Stored dataset items:
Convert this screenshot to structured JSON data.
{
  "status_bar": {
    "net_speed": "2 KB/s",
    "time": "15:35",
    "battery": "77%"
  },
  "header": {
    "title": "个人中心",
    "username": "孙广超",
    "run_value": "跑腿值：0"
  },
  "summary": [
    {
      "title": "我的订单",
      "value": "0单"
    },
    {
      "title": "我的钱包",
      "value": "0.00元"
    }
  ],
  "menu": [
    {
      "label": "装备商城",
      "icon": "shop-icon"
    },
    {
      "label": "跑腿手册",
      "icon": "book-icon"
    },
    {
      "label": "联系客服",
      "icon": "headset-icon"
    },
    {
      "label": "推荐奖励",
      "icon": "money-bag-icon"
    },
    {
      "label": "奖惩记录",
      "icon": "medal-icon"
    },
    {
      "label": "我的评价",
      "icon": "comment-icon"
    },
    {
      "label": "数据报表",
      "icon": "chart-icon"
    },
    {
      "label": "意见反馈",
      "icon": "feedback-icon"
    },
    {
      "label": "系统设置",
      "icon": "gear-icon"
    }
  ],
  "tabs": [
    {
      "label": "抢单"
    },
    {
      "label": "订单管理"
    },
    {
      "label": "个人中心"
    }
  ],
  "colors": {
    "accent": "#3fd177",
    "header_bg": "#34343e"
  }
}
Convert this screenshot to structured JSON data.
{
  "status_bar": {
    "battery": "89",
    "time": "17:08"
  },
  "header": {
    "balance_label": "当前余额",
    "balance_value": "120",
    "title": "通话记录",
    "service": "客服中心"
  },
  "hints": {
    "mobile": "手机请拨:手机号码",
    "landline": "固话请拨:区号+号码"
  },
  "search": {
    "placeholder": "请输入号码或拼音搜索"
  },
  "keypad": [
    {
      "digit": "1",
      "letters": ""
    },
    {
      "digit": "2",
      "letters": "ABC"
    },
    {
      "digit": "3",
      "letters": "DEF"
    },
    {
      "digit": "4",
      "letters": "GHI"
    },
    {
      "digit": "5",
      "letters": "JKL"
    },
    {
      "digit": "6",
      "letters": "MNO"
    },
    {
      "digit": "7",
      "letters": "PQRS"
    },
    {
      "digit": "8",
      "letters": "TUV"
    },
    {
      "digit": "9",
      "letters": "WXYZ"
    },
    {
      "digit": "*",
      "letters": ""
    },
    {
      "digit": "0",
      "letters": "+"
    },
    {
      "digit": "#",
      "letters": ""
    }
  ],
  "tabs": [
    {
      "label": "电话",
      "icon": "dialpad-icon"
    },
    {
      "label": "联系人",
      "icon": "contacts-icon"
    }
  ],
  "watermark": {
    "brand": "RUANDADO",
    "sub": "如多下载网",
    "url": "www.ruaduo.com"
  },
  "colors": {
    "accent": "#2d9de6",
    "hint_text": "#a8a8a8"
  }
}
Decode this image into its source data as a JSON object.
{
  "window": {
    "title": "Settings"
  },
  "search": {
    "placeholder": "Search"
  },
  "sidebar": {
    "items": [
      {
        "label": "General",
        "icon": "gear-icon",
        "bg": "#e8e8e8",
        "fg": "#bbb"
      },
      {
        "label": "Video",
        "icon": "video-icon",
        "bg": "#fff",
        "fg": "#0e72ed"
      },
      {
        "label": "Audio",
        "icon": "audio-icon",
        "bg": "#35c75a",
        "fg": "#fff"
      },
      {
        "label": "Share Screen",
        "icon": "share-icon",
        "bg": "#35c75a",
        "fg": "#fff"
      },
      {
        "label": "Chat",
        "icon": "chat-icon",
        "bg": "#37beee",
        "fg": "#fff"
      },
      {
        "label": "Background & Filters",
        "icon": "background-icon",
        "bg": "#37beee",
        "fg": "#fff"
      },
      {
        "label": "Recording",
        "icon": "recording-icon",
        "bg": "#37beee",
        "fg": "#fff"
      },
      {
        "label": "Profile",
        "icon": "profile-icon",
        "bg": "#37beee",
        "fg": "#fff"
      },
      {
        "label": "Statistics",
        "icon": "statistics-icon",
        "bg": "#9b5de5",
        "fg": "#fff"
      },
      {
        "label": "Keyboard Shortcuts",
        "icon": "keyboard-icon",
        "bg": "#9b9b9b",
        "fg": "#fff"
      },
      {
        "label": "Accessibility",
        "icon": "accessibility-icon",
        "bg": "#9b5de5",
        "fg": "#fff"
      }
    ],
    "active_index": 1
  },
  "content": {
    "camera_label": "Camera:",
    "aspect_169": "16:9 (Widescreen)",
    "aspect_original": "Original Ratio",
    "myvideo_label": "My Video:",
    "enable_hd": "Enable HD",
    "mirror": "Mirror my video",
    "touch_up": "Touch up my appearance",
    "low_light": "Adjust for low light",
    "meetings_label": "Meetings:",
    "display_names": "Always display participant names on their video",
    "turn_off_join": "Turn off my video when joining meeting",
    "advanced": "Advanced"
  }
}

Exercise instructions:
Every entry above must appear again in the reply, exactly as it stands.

Response for this exercise:
Convert this screenshot to structured JSON data.
{
  "status_bar": {
    "net_speed": "2 KB/s",
    "time": "15:35",
    "battery": "77%"
  },
  "header": {
    "title": "个人中心",
    "username": "孙广超",
    "run_value": "跑腿值：0"
  },
  "summary": [
    {
      "title": "我的订单",
      "value": "0单"
    },
    {
      "title": "我的钱包",
      "value": "0.00元"
    }
  ],
  "menu": [
    {
      "label": "装备商城",
      "icon": "shop-icon"
    },
    {
      "label": "跑腿手册",
      "icon": "book-icon"
    },
    {
      "label": "联系客服",
      "icon": "headset-icon"
    },
    {
      "label": "推荐奖励",
      "icon": "money-bag-icon"
    },
    {
      "label": "奖惩记录",
      "icon": "medal-icon"
    },
    {
      "label": "我的评价",
      "icon": "comment-icon"
    },
    {
      "label": "数据报表",
      "icon": "chart-icon"
    },
    {
      "label": "意见反馈",
      "icon": "feedback-icon"
    },
    {
      "label": "系统设置",
      "icon": "gear-icon"
    }
  ],
  "tabs": [
    {
      "label": "抢单"
    },
    {
      "label": "订单管理"
    },
    {
      "label": "个人中心"
    }
  ],
  "colors": {
    "accent": "#3fd177",
    "header_bg": "#34343e"
  }
}
Convert this screenshot to structured JSON data.
{
  "status_bar": {
    "battery": "89",
    "time": "17:08"
  },
  "header": {
    "balance_label": "当前余额",
    "balance_value": "120",
    "title": "通话记录",
    "service": "客服中心"
  },
  "hints": {
    "mobile": "手机请拨:手机号码",
    "landline": "固话请拨:区号+号码"
  },
  "search": {
    "placeholder": "请输入号码或拼音搜索"
  },
  "keypad": [
    {
      "digit": "1",
      "letters": ""
    },
    {
      "digit": "2",
      "letters": "ABC"
    },
    {
      "digit": "3",
      "letters": "DEF"
    },
    {
      "digit": "4",
      "letters": "GHI"
    },
    {
      "digit": "5",
      "letters": "JKL"
    },
    {
      "digit": "6",
      "letters": "MNO"
    },
    {
      "digit": "7",
      "letters": "PQRS"
    },
    {
      "digit": "8",
      "letters": "TUV"
    },
    {
      "digit": "9",
      "letters": "WXYZ"
    },
    {
      "digit": "*",
      "letters": ""
    },
    {
      "digit": "0",
      "letters": "+"
    },
    {
      "digit": "#",
      "letters": ""
    }
  ],
  "tabs": [
    {
      "label": "电话",
      "icon": "dialpad-icon"
    },
    {
      "label": "联系人",
      "icon": "contacts-icon"
    }
  ],
  "watermark": {
    "brand": "RUANDADO",
    "sub": "如多下载网",
    "url": "www.ruaduo.com"
  },
  "colors": {
    "accent": "#2d9de6",
    "hint_text": "#a8a8a8"
  }
}
Decode this image into its source data as a JSON object.
{
  "window": {
    "title": "Settings"
  },
  "search": {
    "placeholder": "Search"
  },
  "sidebar": {
    "items": [
      {
        "label": "General",
        "icon": "gear-icon",
        "bg": "#e8e8e8",
        "fg": "#bbb"
      },
      {
        "label": "Video",
        "icon": "video-icon",
        "bg": "#fff",
        "fg": "#0e72ed"
      },
      {
        "label": "Audio",
        "icon": "audio-icon",
        "bg": "#35c75a",
        "fg": "#fff"
      },
      {
        "label": "Share Screen",
        "icon": "share-icon",
        "bg": "#35c75a",
        "fg": "#fff"
      },
      {
        "label": "Chat",
        "icon": "chat-icon",
        "bg": "#37beee",
        "fg": "#fff"
      },
      {
        "label": "Background & Filters",
        "icon": "background-icon",
        "bg": "#37beee",
        "fg": "#fff"
      },
      {
        "label": "Recording",
        "icon": "recording-icon",
        "bg": "#37beee",
        "fg": "#fff"
      },
      {
        "label": "Profile",
        "icon": "profile-icon",
        "bg": "#37beee",
        "fg": "#fff"
      },
      {
        "label": "Statistics",
        "icon": "statistics-icon",
        "bg": "#9b5de5",
        "fg": "#fff"
      },
      {
        "label": "Keyboard Shortcuts",
        "icon": "keyboard-icon",
        "bg": "#9b9b9b",
        "fg": "#fff"
      },
      {
        "label": "Accessibility",
        "icon": "accessibility-icon",
        "bg": "#9b5de5",
        "fg": "#fff"
      }
    ],
    "active_index": 1
  },
  "content": {
    "camera_label": "Camera:",
    "aspect_169": "16:9 (Widescreen)",
    "aspect_original": "Original Ratio",
    "myvideo_label": "My Video:",
    "enable_hd": "Enable HD",
    "mirror": "Mirror my video",
    "touch_up": "Touch up my appearance",
    "low_light": "Adjust for low light",
    "meetings_label": "Meetings:",
    "display_names": "Always display participant names on their video",
    "turn_off_join": "Turn off my video when joining meeting",
    "advanced": "Advanced"
  }
}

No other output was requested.